» **WHAT YOU NEED TO DO**: An exact copy of every entry is needed, without the pictures.

» **Data items**:
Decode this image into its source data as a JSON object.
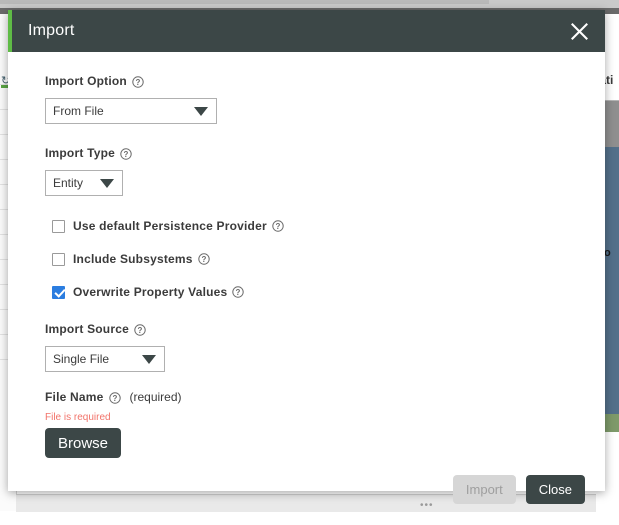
{
  "background": {
    "right_header_fragment": "lati",
    "right_text_fragment_1": "rto",
    "right_text_fragment_2": "o",
    "refresh_icon": "refresh-icon",
    "bottom_dots": "•••"
  },
  "modal": {
    "title": "Import",
    "accent_color": "#5fbb46",
    "header_color": "#3c4747",
    "close_icon": "close-icon",
    "fields": {
      "import_option": {
        "label": "Import Option",
        "help_icon": "help-circle-icon",
        "value": "From File",
        "caret_icon": "caret-down-icon"
      },
      "import_type": {
        "label": "Import Type",
        "help_icon": "help-circle-icon",
        "value": "Entity",
        "caret_icon": "caret-down-icon"
      },
      "import_source": {
        "label": "Import Source",
        "help_icon": "help-circle-icon",
        "value": "Single File",
        "caret_icon": "caret-down-icon"
      },
      "file_name": {
        "label": "File Name",
        "help_icon": "help-circle-icon",
        "required_note": "(required)",
        "error": "File is required",
        "browse_label": "Browse"
      }
    },
    "checkboxes": [
      {
        "label": "Use default Persistence Provider",
        "checked": false,
        "help_icon": "help-circle-icon"
      },
      {
        "label": "Include Subsystems",
        "checked": false,
        "help_icon": "help-circle-icon"
      },
      {
        "label": "Overwrite Property Values",
        "checked": true,
        "help_icon": "help-circle-icon"
      }
    ],
    "footer": {
      "import_label": "Import",
      "import_disabled": true,
      "close_label": "Close"
    },
    "colors": {
      "checkbox_checked": "#2b7de0",
      "error_text": "#f2736a",
      "primary_button": "#3c4747",
      "disabled_button": "#d6d6d6"
    }
  }
}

» **EXERCISE OUTPUT**:
Decode this image into its source data as a JSON object.
{
  "background": {
    "right_header_fragment": "lati",
    "right_text_fragment_1": "rto",
    "right_text_fragment_2": "o",
    "refresh_icon": "refresh-icon",
    "bottom_dots": "•••"
  },
  "modal": {
    "title": "Import",
    "accent_color": "#5fbb46",
    "header_color": "#3c4747",
    "close_icon": "close-icon",
    "fields": {
      "import_option": {
        "label": "Import Option",
        "help_icon": "help-circle-icon",
        "value": "From File",
        "caret_icon": "caret-down-icon"
      },
      "import_type": {
        "label": "Import Type",
        "help_icon": "help-circle-icon",
        "value": "Entity",
        "caret_icon": "caret-down-icon"
      },
      "import_source": {
        "label": "Import Source",
        "help_icon": "help-circle-icon",
        "value": "Single File",
        "caret_icon": "caret-down-icon"
      },
      "file_name": {
        "label": "File Name",
        "help_icon": "help-circle-icon",
        "required_note": "(required)",
        "error": "File is required",
        "browse_label": "Browse"
      }
    },
    "checkboxes": [
      {
        "label": "Use default Persistence Provider",
        "checked": false,
        "help_icon": "help-circle-icon"
      },
      {
        "label": "Include Subsystems",
        "checked": false,
        "help_icon": "help-circle-icon"
      },
      {
        "label": "Overwrite Property Values",
        "checked": true,
        "help_icon": "help-circle-icon"
      }
    ],
    "footer": {
      "import_label": "Import",
      "import_disabled": true,
      "close_label": "Close"
    },
    "colors": {
      "checkbox_checked": "#2b7de0",
      "error_text": "#f2736a",
      "primary_button": "#3c4747",
      "disabled_button": "#d6d6d6"
    }
  }
}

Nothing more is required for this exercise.